Regression analyses estimate the association of each independent variable with the dependent variable after adjusting for the effects of all the other variables. Because the estimated association between the intervention and outcome variables adjusts for the effects of all the measured baseline characteristics, the resulting estimate is called the adjusted effect. For example, regression could be used to control for differences in age and sex between two groups and to estimate the intervention effect adjusted for age and sex differences.
Like all methods to reduce confounding, the article notes that regression analyses rest on a number of assumptions for the results to be valid. The second method described is stratification. Stratification is described as follows:
Stratification is a process in which the sample is divided into subgroups or strata on the basis of characteristics that are believed to confound the analysis. The effects of the intervention are then measured within each subgroup. The goal of stratification is to create subgroups that are more balanced in terms of confounders.
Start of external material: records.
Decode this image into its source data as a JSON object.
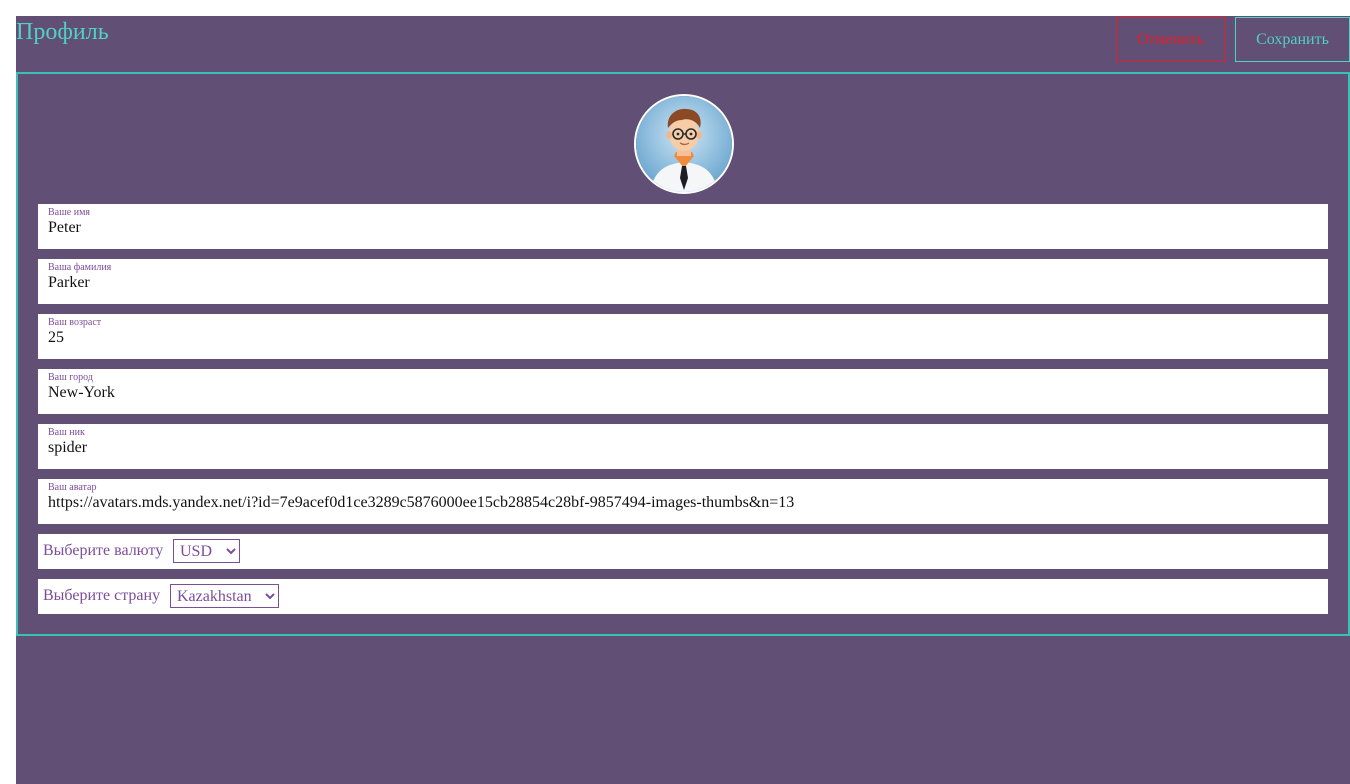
{
  "header": {
    "title": "Профиль",
    "cancel_label": "Отменить",
    "save_label": "Сохранить"
  },
  "colors": {
    "background": "#624f75",
    "accent": "#4fd1c5",
    "danger": "#e0202a",
    "label": "#7c4d9a"
  },
  "avatar": {
    "icon": "user-avatar"
  },
  "fields": [
    {
      "label": "Ваше имя",
      "value": "Peter"
    },
    {
      "label": "Ваша фамилия",
      "value": "Parker"
    },
    {
      "label": "Ваш возраст",
      "value": "25"
    },
    {
      "label": "Ваш город",
      "value": "New-York"
    },
    {
      "label": "Ваш ник",
      "value": "spider"
    },
    {
      "label": "Ваш аватар",
      "value": "https://avatars.mds.yandex.net/i?id=7e9acef0d1ce3289c5876000ee15cb28854c28bf-9857494-images-thumbs&n=13"
    }
  ],
  "currency": {
    "label": "Выберите валюту",
    "selected": "USD"
  },
  "country": {
    "label": "Выберите страну",
    "selected": "Kazakhstan"
  }
}
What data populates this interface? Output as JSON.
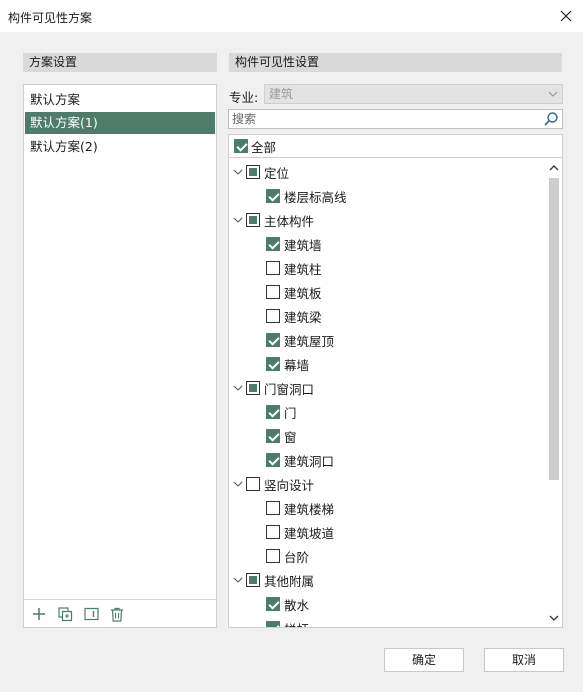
{
  "window": {
    "title": "构件可见性方案"
  },
  "scheme_settings": {
    "header": "方案设置",
    "items": [
      {
        "label": "默认方案",
        "selected": false
      },
      {
        "label": "默认方案(1)",
        "selected": true
      },
      {
        "label": "默认方案(2)",
        "selected": false
      }
    ],
    "toolbar_icons": [
      "add-icon",
      "duplicate-icon",
      "rename-icon",
      "delete-icon"
    ]
  },
  "visibility": {
    "header": "构件可见性设置",
    "discipline_label": "专业:",
    "discipline_value": "建筑",
    "search_placeholder": "搜索",
    "all_label": "全部",
    "all_checked": true,
    "groups": [
      {
        "label": "定位",
        "state": "partial",
        "children": [
          {
            "label": "楼层标高线",
            "checked": true
          }
        ]
      },
      {
        "label": "主体构件",
        "state": "partial",
        "children": [
          {
            "label": "建筑墙",
            "checked": true
          },
          {
            "label": "建筑柱",
            "checked": false
          },
          {
            "label": "建筑板",
            "checked": false
          },
          {
            "label": "建筑梁",
            "checked": false
          },
          {
            "label": "建筑屋顶",
            "checked": true
          },
          {
            "label": "幕墙",
            "checked": true
          }
        ]
      },
      {
        "label": "门窗洞口",
        "state": "partial",
        "children": [
          {
            "label": "门",
            "checked": true
          },
          {
            "label": "窗",
            "checked": true
          },
          {
            "label": "建筑洞口",
            "checked": true
          }
        ]
      },
      {
        "label": "竖向设计",
        "state": "unchecked",
        "children": [
          {
            "label": "建筑楼梯",
            "checked": false
          },
          {
            "label": "建筑坡道",
            "checked": false
          },
          {
            "label": "台阶",
            "checked": false
          }
        ]
      },
      {
        "label": "其他附属",
        "state": "partial",
        "children": [
          {
            "label": "散水",
            "checked": true
          },
          {
            "label": "栏杆",
            "checked": true
          }
        ]
      }
    ]
  },
  "buttons": {
    "ok": "确定",
    "cancel": "取消"
  },
  "colors": {
    "accent": "#4d7c6b",
    "background": "#f0f0f0"
  }
}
If age and sex were confounders, then strata based on age and sex could be used to control for confounding. The intervention effect is calculated by working out the difference in average outcomes between the intervention and comparison groups within each stratum. It is important to determine whether the relation between the intervention and outcome differs across strata. If the effect estimates are the same across strata, a summary estimate can be calculated by pooling the individual estimates.5 However, substantial differences in estimates across strata suggest effect modification, and a summary estimate should not be calculated.
One limitation with statistical controls is that we only have access to a finite amount of variables that we can control in a regression or stratification analysis. We can never be certain that we’ve controlled for all confounding variable. As McDermott and Miller (2008) notes, even “when we’ve controlled for a long list of confounds, we can never be certain that the association between variables is causal in nature. There’s always the possibility of other confounds that we haven’t considered” (page 140). While statistical controls can never prove that an association is not confounded by third variables, these methods are still useful because they can reasonably raise our confidence that an association is causal by showing that the association is robust against controls for a growing number of plausible candidate confounders. Our confidence be reasonably raised even more as the findings from statistical controls are corroborated with other methods (see below).
Note: I haven’t read most of most of these sources, but I’ve skimmed through all of them and they all seem useful. As I flesh out this post, I’ll read more from these sources and remove the ones that seem redundant.
- Greenland et al. (2010). “Causal Diagrams for Epidemiologic Research“
- Williamsn et al. (2014). “Introduction to causal diagrams for confounder selection“
- Gaskell et al. (2020). “An Introduction to Causal Diagrams for Anesthesiology Research“
- Cinelli et al. (2021). “A Crash Course in Good and Bad Controls“
- Morgan and Winship (2007). Counterfactuals and Causal Inference Methods and Principles for Social Research
- Pearl et al (2016). Causal Inference in Statistics: A Primer
- Hernán and Robins (2020). Causal Inference: What If
- Antonakis et al. (2010). “On making causal claims: A review and recommendations“
- Ananth et al. (2017). “Confounding, Causality and Confusion: The Role of Intermediate Variables in Interpreting Observational Studies in Obstetrics“